Return every line of the data exactly as it appears.

+++ Supplied data +++

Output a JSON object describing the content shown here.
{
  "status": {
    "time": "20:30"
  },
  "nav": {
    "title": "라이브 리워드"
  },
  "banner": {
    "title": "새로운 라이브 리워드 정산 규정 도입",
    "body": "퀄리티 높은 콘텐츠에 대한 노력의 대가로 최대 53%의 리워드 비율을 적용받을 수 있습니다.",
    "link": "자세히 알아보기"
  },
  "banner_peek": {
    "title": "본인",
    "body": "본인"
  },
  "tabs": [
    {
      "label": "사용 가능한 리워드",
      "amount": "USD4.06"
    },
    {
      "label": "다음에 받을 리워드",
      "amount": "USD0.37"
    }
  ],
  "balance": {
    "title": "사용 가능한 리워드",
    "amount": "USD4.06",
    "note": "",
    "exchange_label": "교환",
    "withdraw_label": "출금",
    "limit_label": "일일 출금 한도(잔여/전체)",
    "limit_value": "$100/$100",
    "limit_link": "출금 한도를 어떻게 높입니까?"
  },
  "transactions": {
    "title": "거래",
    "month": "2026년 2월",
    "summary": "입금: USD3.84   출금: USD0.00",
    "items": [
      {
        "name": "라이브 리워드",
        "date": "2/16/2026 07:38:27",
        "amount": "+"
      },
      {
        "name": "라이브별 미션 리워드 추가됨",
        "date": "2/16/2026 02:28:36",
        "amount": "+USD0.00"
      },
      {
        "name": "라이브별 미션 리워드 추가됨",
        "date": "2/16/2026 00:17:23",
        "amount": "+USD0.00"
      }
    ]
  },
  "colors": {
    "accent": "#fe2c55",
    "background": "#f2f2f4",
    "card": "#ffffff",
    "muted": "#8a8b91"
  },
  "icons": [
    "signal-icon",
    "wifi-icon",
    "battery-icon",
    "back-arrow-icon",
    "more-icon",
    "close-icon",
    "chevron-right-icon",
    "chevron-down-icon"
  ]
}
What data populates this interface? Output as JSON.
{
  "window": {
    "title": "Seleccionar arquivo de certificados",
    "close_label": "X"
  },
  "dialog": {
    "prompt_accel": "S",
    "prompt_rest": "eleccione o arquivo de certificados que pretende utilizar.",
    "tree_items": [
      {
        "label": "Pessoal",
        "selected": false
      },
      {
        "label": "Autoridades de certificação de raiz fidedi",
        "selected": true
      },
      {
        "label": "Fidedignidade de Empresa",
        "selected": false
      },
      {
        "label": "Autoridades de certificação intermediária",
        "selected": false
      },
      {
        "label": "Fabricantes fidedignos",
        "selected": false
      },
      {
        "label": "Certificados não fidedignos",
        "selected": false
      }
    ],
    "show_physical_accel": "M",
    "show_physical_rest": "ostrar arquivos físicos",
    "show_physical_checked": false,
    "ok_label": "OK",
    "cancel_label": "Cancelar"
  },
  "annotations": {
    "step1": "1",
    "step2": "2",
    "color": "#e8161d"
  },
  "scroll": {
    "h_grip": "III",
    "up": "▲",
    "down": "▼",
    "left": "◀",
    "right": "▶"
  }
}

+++

Solution to the problem
Output a JSON object describing the content shown here.
{
  "status": {
    "time": "20:30"
  },
  "nav": {
    "title": "라이브 리워드"
  },
  "banner": {
    "title": "새로운 라이브 리워드 정산 규정 도입",
    "body": "퀄리티 높은 콘텐츠에 대한 노력의 대가로 최대 53%의 리워드 비율을 적용받을 수 있습니다.",
    "link": "자세히 알아보기"
  },
  "banner_peek": {
    "title": "본인",
    "body": "본인"
  },
  "tabs": [
    {
      "label": "사용 가능한 리워드",
      "amount": "USD4.06"
    },
    {
      "label": "다음에 받을 리워드",
      "amount": "USD0.37"
    }
  ],
  "balance": {
    "title": "사용 가능한 리워드",
    "amount": "USD4.06",
    "note": "",
    "exchange_label": "교환",
    "withdraw_label": "출금",
    "limit_label": "일일 출금 한도(잔여/전체)",
    "limit_value": "$100/$100",
    "limit_link": "출금 한도를 어떻게 높입니까?"
  },
  "transactions": {
    "title": "거래",
    "month": "2026년 2월",
    "summary": "입금: USD3.84   출금: USD0.00",
    "items": [
      {
        "name": "라이브 리워드",
        "date": "2/16/2026 07:38:27",
        "amount": "+"
      },
      {
        "name": "라이브별 미션 리워드 추가됨",
        "date": "2/16/2026 02:28:36",
        "amount": "+USD0.00"
      },
      {
        "name": "라이브별 미션 리워드 추가됨",
        "date": "2/16/2026 00:17:23",
        "amount": "+USD0.00"
      }
    ]
  },
  "colors": {
    "accent": "#fe2c55",
    "background": "#f2f2f4",
    "card": "#ffffff",
    "muted": "#8a8b91"
  },
  "icons": [
    "signal-icon",
    "wifi-icon",
    "battery-icon",
    "back-arrow-icon",
    "more-icon",
    "close-icon",
    "chevron-right-icon",
    "chevron-down-icon"
  ]
}
What data populates this interface? Output as JSON.
{
  "window": {
    "title": "Seleccionar arquivo de certificados",
    "close_label": "X"
  },
  "dialog": {
    "prompt_accel": "S",
    "prompt_rest": "eleccione o arquivo de certificados que pretende utilizar.",
    "tree_items": [
      {
        "label": "Pessoal",
        "selected": false
      },
      {
        "label": "Autoridades de certificação de raiz fidedi",
        "selected": true
      },
      {
        "label": "Fidedignidade de Empresa",
        "selected": false
      },
      {
        "label": "Autoridades de certificação intermediária",
        "selected": false
      },
      {
        "label": "Fabricantes fidedignos",
        "selected": false
      },
      {
        "label": "Certificados não fidedignos",
        "selected": false
      }
    ],
    "show_physical_accel": "M",
    "show_physical_rest": "ostrar arquivos físicos",
    "show_physical_checked": false,
    "ok_label": "OK",
    "cancel_label": "Cancelar"
  },
  "annotations": {
    "step1": "1",
    "step2": "2",
    "color": "#e8161d"
  },
  "scroll": {
    "h_grip": "III",
    "up": "▲",
    "down": "▼",
    "left": "◀",
    "right": "▶"
  }
}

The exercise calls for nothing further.